To do: Nothing but the lines from the one with "Decode this image" through the final line of the entries should appear in the answer, copied exactly and without pictures.

Component data from apps and pages:
((

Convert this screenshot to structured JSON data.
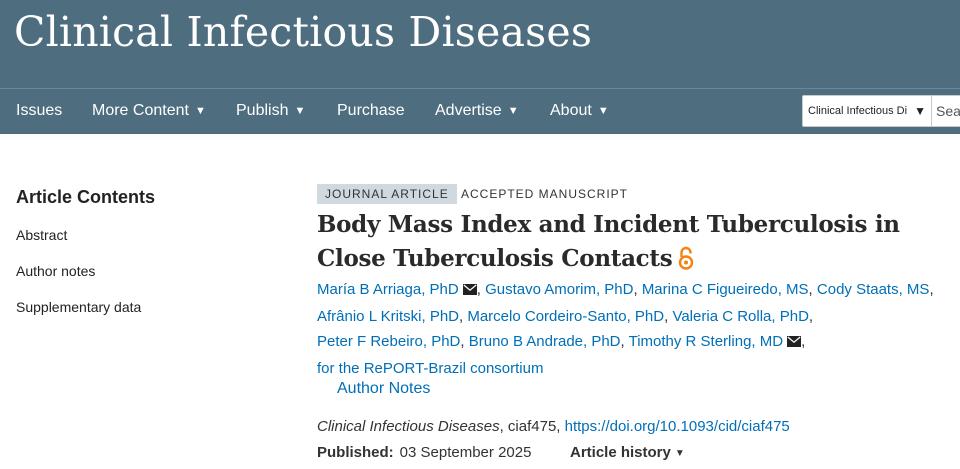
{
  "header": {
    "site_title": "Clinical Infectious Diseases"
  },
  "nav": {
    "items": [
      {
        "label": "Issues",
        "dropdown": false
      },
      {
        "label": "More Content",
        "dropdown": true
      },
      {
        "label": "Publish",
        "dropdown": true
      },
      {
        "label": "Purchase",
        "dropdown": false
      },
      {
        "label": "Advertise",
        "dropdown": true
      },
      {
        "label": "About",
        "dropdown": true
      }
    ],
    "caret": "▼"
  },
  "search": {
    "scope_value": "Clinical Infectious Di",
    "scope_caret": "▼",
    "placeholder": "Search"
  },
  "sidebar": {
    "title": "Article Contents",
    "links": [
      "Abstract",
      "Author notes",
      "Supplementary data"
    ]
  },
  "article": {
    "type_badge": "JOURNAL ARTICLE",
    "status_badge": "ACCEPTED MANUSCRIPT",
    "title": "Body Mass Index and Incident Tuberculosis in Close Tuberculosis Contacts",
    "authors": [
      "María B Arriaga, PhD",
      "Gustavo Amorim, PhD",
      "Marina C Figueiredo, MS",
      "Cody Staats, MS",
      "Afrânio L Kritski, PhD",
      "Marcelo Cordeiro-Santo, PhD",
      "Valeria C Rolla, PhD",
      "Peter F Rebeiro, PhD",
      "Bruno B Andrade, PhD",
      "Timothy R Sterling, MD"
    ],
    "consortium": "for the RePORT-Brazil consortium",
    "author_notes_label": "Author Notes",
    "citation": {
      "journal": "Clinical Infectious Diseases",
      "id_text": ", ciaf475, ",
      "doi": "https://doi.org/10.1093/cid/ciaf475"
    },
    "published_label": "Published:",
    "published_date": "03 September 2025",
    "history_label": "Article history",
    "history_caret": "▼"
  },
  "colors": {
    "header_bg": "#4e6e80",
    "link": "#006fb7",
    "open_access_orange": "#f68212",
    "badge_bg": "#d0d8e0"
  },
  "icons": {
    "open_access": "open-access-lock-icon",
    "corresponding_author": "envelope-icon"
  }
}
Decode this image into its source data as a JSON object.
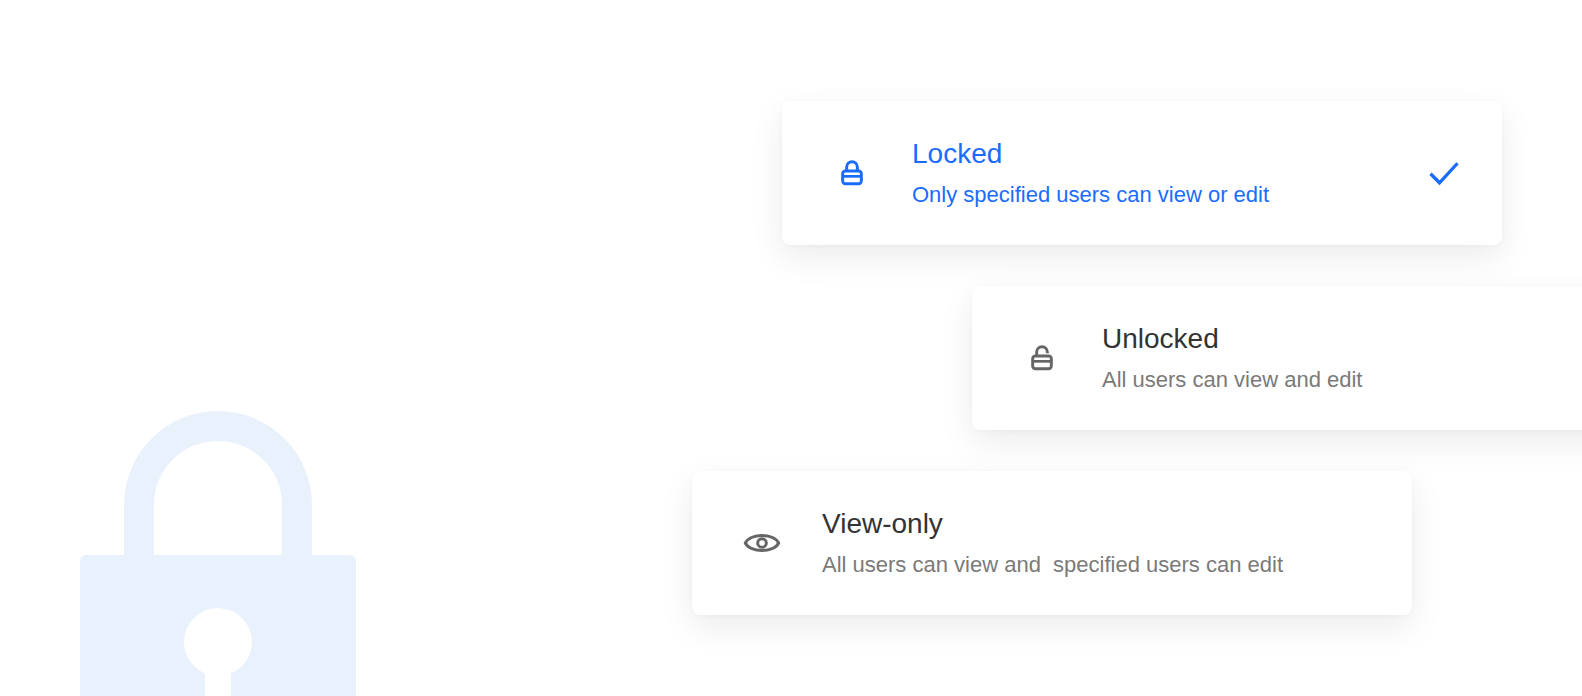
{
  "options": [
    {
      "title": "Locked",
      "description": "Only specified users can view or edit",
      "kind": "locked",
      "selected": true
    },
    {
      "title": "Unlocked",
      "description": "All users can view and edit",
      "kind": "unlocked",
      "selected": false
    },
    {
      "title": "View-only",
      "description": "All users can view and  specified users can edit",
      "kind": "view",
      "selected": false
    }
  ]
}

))

Exercise answer:
Decode this image into its source data as a JSON object.
{
  "options": [
    {
      "title": "Locked",
      "description": "Only specified users can view or edit",
      "kind": "locked",
      "selected": true
    },
    {
      "title": "Unlocked",
      "description": "All users can view and edit",
      "kind": "unlocked",
      "selected": false
    },
    {
      "title": "View-only",
      "description": "All users can view and  specified users can edit",
      "kind": "view",
      "selected": false
    }
  ]
}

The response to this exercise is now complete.